Records for the exercise START
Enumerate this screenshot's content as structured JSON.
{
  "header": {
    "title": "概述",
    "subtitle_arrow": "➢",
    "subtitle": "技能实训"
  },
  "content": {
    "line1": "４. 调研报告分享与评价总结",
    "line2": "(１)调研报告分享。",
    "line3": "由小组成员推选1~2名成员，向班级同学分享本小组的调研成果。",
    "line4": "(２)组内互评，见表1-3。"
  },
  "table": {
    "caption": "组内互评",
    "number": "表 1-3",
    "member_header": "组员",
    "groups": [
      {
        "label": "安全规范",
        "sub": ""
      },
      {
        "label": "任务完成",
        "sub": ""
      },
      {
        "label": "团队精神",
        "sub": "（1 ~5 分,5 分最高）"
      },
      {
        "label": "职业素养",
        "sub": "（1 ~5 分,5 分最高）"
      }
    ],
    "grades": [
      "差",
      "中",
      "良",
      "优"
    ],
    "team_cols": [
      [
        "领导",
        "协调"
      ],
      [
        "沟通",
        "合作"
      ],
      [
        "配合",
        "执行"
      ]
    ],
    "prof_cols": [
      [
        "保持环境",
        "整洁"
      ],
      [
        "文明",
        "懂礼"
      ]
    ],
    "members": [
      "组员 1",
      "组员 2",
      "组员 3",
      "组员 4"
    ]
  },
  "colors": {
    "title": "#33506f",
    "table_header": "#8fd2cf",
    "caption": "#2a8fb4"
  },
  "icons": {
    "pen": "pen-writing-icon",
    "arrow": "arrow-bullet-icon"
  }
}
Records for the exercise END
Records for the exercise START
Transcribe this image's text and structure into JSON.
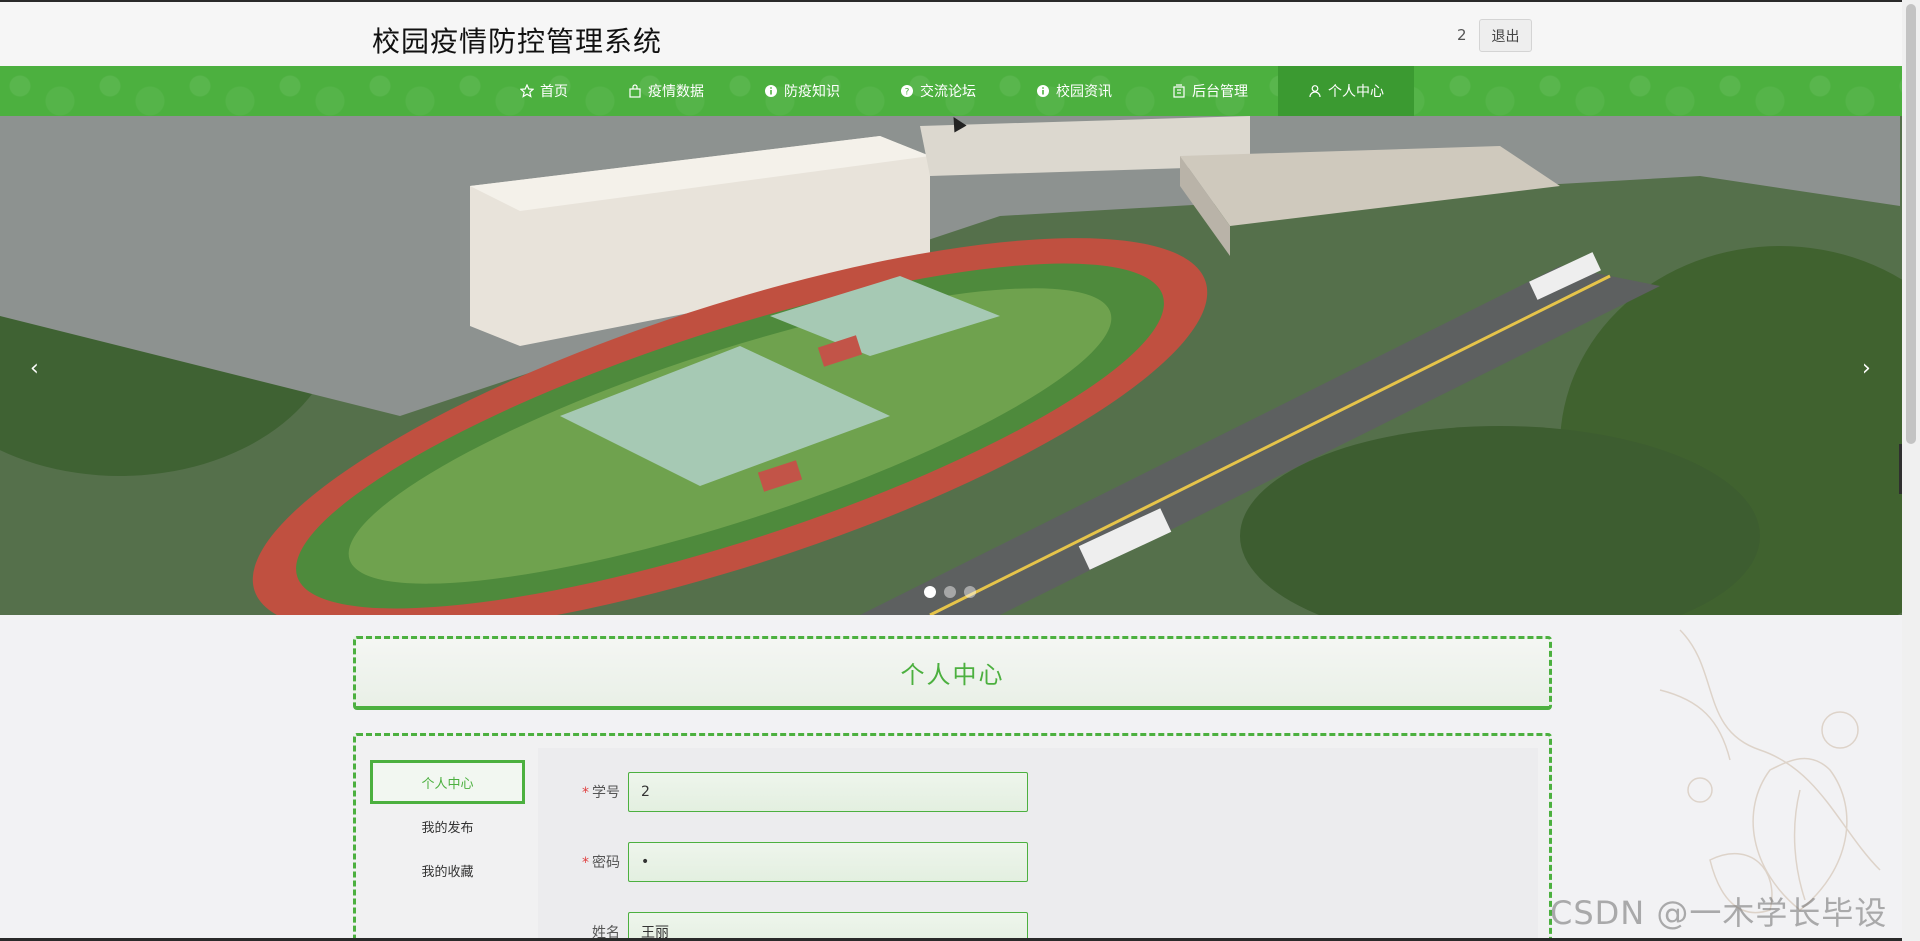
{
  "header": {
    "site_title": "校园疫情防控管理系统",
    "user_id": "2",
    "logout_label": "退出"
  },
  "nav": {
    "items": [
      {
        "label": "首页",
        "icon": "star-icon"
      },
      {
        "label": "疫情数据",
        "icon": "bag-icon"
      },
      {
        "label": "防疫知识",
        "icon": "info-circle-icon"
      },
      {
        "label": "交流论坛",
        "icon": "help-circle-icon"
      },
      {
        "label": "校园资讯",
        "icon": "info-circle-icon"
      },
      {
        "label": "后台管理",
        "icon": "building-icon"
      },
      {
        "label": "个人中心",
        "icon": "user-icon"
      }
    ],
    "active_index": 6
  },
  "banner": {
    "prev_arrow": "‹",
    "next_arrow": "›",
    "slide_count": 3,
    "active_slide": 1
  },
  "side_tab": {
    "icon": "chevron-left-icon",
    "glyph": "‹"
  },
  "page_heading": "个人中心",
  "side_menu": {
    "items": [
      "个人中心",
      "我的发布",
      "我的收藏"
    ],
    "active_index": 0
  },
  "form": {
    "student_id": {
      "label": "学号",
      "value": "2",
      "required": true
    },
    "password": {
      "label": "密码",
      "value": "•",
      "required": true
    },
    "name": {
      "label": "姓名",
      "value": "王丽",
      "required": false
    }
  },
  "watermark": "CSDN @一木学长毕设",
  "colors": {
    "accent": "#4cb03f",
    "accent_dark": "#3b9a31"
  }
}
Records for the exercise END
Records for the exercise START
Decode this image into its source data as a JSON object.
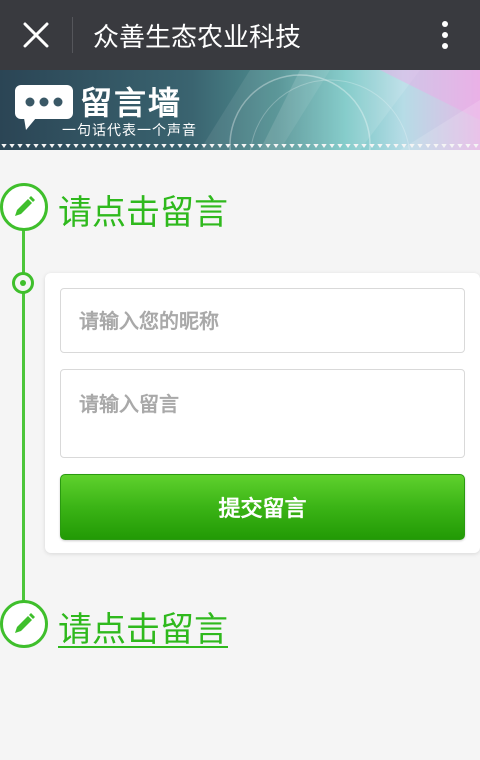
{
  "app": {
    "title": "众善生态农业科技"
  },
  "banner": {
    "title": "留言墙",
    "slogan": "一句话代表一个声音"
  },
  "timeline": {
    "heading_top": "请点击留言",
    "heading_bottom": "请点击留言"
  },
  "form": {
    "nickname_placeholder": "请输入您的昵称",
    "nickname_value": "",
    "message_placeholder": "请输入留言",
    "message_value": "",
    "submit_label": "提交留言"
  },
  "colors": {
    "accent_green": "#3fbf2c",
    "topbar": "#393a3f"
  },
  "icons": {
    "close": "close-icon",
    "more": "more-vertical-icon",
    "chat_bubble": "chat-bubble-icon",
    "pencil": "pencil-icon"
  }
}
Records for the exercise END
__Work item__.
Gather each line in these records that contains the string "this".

__Output of the exercise__.
Enumerate this screenshot's content as structured JSON.
Transcribe this image's text and structure into JSON.
Decode this image into its source data as a JSON object.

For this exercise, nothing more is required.